92 Holmes ND, et al. Globally important islands where eradicating invasive mammals will benefit highly threatened vertebrates. PloS one, 14 (3) (2019)

93 Hayhow et al, The State of Nature 2019. The State of Nature partnership, (2019) p 10.

94 National Biodiversity Network Trust (BIO0026)

95 Chartered Institute of Ecology and Environmental Management (BIO0039)

96 Chartered Institute of Ecology and Environmental Management (BIO0039)

97 Defra (BIO0054)

98 If the Fixed-term Parliaments Act 2011 is not repealed or amended, the present Parliament is set to run until March 2024.
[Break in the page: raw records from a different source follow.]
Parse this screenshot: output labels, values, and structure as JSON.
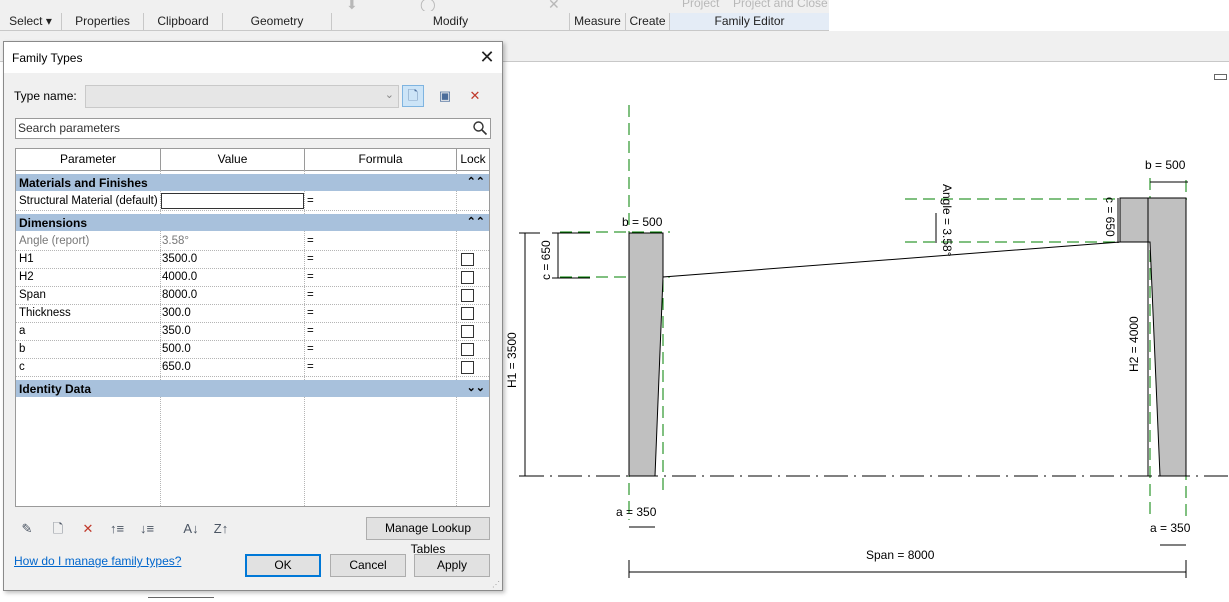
{
  "ribbon": {
    "panels": [
      {
        "name": "select",
        "label": "Select ▾"
      },
      {
        "name": "properties",
        "label": "Properties"
      },
      {
        "name": "clipboard",
        "label": "Clipboard"
      },
      {
        "name": "geometry",
        "label": "Geometry"
      },
      {
        "name": "modify",
        "label": "Modify"
      },
      {
        "name": "measure",
        "label": "Measure"
      },
      {
        "name": "create",
        "label": "Create"
      },
      {
        "name": "family-editor",
        "label": "Family Editor"
      }
    ],
    "ghost_text": [
      "Project",
      "Project and Close"
    ]
  },
  "dialog": {
    "title": "Family Types",
    "type_name_label": "Type name:",
    "type_name_value": "",
    "search_placeholder": "Search parameters",
    "columns": [
      "Parameter",
      "Value",
      "Formula",
      "Lock"
    ],
    "groups": {
      "materials": {
        "label": "Materials and Finishes",
        "chevron": "⌃⌃"
      },
      "dimensions": {
        "label": "Dimensions",
        "chevron": "⌃⌃"
      },
      "identity": {
        "label": "Identity Data",
        "chevron": "⌄⌄"
      }
    },
    "material_row": {
      "parameter": "Structural Material (default)",
      "value": "",
      "formula": "="
    },
    "dimension_rows": [
      {
        "parameter": "Angle (report)",
        "value": "3.58°",
        "formula": "=",
        "lock": null
      },
      {
        "parameter": "H1",
        "value": "3500.0",
        "formula": "=",
        "lock": false
      },
      {
        "parameter": "H2",
        "value": "4000.0",
        "formula": "=",
        "lock": false
      },
      {
        "parameter": "Span",
        "value": "8000.0",
        "formula": "=",
        "lock": false
      },
      {
        "parameter": "Thickness",
        "value": "300.0",
        "formula": "=",
        "lock": false
      },
      {
        "parameter": "a",
        "value": "350.0",
        "formula": "=",
        "lock": false
      },
      {
        "parameter": "b",
        "value": "500.0",
        "formula": "=",
        "lock": false
      },
      {
        "parameter": "c",
        "value": "650.0",
        "formula": "=",
        "lock": false
      }
    ],
    "manage_lookup_label": "Manage Lookup Tables",
    "help_link": "How do I manage family types?",
    "ok_label": "OK",
    "cancel_label": "Cancel",
    "apply_label": "Apply"
  },
  "drawing": {
    "b_left": "b = 500",
    "b_right": "b = 500",
    "c_left": "c = 650",
    "c_right": "c = 650",
    "angle": "Angle = 3.58°",
    "h1": "H1 = 3500",
    "h2": "H2 = 4000",
    "a_left": "a = 350",
    "a_right": "a = 350",
    "span": "Span = 8000"
  },
  "colors": {
    "group_header": "#a8c1dc",
    "member_fill": "#c0c0c0",
    "reference_plane": "#008000",
    "link": "#0066cc"
  }
}
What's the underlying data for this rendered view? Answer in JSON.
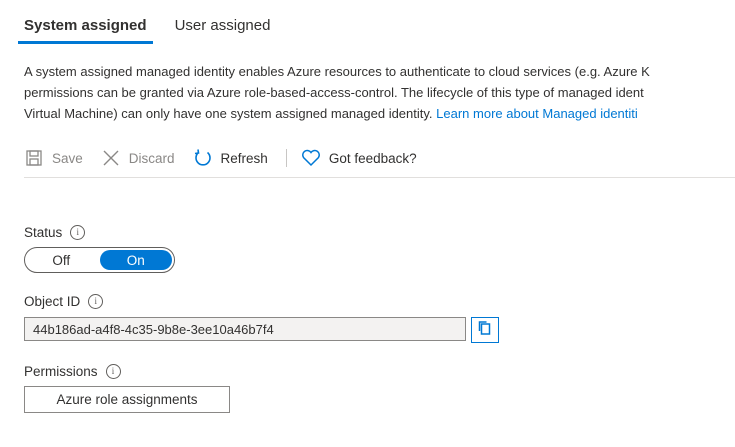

99 Defra (BIO0054)

100 JNCC (BIO0012)

101 Ibid. The JNCC said current training was too often linked to short-term, highly focussed projects, and left a limited legacy.

102 JNCC (BIO0012)

103 JNCC (BIO0012); RSPB (BIO0023); Chartered Institute of Ecology and Environmental Management (BIO0039); WWF (BIO0047)

104 RSPB (BIO0023)

105 HM Treasury (2020) Budget 2020, section 2.17

106 Chartered Institute of Ecology and Environmental Management (BIO0039)

107 Chartered Institute of Ecology and Environmental Management (BIO0039)

108 There is currently no upper limit on grants, but the average grant is worth £100,000 and Defra “would not expect to see projects exceed £500,000. Defra, Darwin Plus Guidance Notes for Applicants Round 10 2021–2022, (2021) p 7

109 RSPB (BIO0023)

110 Chartered Institute of Ecology and Environmental Management (BIO0039)

112 RSPB (BIO0023)

113 Defra (BIO0054)

114 UK Government, “Global Ocean Alliance: 30by30 initiative”, accessed 3 September 2021

115 FCDO, The Blue Belt Programme, (June 2021)

116 Great British Oceans (BIO0013); Bright Blue (BIO0006); RSPB (BIO0023)

118 Environmental Audit Committee, First Report of Session 2021–22, Biodiversity in the UK: bloom or bust?, HC 136

119 JNCC (BIO0012)




Published: 30 September 2021 Site information    Accessibility statement